Dataset rows for apps and sites
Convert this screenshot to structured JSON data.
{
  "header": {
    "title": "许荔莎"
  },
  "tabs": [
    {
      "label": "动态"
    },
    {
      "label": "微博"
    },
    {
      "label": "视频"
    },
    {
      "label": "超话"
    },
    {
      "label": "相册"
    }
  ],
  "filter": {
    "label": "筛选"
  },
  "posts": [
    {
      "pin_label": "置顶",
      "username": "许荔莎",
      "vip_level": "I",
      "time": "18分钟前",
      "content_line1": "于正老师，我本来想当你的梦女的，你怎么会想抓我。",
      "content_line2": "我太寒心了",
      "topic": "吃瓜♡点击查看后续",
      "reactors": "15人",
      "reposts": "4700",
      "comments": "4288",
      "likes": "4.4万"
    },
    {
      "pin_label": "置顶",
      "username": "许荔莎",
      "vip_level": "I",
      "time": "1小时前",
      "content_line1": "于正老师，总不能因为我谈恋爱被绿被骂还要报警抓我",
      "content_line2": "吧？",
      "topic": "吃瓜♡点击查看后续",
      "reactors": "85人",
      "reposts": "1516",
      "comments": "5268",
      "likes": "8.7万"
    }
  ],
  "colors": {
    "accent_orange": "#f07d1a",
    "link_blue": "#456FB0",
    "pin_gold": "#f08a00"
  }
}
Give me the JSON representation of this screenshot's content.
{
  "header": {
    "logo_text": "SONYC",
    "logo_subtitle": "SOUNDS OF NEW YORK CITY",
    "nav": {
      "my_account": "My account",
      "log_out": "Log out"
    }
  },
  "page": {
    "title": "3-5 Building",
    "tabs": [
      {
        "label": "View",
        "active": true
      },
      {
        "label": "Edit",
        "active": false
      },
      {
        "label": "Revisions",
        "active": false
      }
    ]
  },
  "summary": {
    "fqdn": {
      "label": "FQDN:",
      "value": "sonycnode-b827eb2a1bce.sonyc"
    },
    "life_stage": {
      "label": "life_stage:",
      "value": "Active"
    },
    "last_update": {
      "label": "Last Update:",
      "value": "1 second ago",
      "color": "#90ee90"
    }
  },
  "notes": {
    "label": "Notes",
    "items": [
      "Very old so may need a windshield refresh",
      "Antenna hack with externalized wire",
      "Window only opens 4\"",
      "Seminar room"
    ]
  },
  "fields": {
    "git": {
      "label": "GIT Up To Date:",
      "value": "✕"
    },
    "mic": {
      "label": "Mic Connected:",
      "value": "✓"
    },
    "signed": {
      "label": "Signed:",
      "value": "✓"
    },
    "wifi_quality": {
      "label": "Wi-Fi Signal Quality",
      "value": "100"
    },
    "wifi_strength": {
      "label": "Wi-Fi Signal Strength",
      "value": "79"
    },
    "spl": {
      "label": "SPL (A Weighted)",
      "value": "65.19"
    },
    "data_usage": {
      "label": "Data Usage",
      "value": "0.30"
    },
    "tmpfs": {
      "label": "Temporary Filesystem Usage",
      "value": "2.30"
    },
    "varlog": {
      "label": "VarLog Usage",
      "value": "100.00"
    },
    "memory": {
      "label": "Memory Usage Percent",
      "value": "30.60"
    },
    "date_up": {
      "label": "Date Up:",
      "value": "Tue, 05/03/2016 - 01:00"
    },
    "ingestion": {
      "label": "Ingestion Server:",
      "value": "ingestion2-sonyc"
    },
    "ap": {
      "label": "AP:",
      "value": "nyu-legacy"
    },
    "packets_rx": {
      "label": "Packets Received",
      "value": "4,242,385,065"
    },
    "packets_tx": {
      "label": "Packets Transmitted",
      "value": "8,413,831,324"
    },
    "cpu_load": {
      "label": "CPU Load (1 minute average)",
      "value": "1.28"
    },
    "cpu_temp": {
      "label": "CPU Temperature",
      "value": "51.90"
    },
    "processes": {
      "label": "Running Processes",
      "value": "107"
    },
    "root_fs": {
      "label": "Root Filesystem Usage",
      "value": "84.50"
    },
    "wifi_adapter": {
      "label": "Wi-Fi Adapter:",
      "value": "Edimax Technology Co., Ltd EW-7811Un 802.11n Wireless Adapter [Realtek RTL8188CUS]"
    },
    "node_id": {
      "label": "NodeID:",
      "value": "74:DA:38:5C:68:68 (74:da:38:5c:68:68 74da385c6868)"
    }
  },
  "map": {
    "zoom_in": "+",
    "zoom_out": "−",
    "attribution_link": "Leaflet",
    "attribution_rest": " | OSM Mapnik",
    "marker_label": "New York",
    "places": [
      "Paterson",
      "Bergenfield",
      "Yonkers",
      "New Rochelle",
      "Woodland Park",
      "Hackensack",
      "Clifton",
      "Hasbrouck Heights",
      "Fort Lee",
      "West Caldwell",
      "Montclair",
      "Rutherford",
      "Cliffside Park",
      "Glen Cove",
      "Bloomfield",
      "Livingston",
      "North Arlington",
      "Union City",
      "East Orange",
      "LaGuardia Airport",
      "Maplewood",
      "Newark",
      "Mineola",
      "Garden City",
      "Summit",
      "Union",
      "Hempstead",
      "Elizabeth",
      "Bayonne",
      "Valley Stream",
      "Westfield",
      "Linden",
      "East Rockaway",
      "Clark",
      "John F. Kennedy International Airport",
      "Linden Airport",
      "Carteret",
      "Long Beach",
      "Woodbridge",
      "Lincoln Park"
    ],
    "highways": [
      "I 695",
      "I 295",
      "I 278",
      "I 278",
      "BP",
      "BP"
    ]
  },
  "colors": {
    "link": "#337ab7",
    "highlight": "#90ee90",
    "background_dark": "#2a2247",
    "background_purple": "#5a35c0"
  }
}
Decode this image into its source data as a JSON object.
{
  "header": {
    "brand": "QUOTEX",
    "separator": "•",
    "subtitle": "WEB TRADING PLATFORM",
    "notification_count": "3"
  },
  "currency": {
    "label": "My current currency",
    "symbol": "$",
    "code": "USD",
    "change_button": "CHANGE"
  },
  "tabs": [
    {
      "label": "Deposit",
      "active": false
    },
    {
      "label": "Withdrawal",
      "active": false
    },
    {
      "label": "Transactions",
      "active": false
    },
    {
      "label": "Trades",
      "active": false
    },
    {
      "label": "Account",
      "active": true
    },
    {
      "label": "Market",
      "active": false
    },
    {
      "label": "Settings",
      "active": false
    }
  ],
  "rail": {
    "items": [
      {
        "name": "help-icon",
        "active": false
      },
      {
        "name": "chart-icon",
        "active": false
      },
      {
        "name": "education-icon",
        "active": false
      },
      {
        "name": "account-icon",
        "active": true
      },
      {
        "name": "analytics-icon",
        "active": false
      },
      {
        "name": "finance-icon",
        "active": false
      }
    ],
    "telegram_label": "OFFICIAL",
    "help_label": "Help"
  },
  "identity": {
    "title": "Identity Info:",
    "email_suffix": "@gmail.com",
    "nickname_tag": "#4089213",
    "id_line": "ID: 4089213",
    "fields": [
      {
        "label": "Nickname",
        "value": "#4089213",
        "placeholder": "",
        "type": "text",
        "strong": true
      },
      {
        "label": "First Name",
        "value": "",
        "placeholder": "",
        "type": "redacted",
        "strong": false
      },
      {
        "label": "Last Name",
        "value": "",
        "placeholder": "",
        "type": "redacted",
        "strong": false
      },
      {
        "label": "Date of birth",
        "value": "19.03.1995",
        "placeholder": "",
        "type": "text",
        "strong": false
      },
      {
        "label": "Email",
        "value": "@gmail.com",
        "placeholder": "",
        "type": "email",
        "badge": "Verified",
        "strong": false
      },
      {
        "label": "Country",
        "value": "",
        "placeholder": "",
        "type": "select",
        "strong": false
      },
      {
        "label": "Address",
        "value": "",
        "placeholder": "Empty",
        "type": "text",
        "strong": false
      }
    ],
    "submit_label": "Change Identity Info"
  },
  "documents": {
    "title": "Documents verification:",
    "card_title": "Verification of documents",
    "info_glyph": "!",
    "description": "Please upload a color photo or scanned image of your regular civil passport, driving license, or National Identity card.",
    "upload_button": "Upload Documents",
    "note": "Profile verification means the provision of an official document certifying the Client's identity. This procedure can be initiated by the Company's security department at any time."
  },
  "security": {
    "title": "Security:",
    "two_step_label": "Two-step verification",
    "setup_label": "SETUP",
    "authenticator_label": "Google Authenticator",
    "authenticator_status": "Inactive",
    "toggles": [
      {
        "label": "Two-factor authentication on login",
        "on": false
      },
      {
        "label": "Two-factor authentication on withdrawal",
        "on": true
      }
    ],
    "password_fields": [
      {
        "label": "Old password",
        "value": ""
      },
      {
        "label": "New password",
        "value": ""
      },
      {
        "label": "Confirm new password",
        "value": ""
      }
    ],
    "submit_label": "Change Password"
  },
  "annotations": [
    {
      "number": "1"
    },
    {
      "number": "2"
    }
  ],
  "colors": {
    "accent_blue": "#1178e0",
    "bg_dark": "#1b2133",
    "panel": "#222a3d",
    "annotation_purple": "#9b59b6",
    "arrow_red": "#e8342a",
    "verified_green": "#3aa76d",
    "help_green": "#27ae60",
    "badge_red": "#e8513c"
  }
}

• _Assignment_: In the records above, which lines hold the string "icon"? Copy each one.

• _Result of the exercise_:
        "name": "help-icon",
        "name": "chart-icon",
        "name": "education-icon",
        "name": "account-icon",
        "name": "analytics-icon",
        "name": "finance-icon",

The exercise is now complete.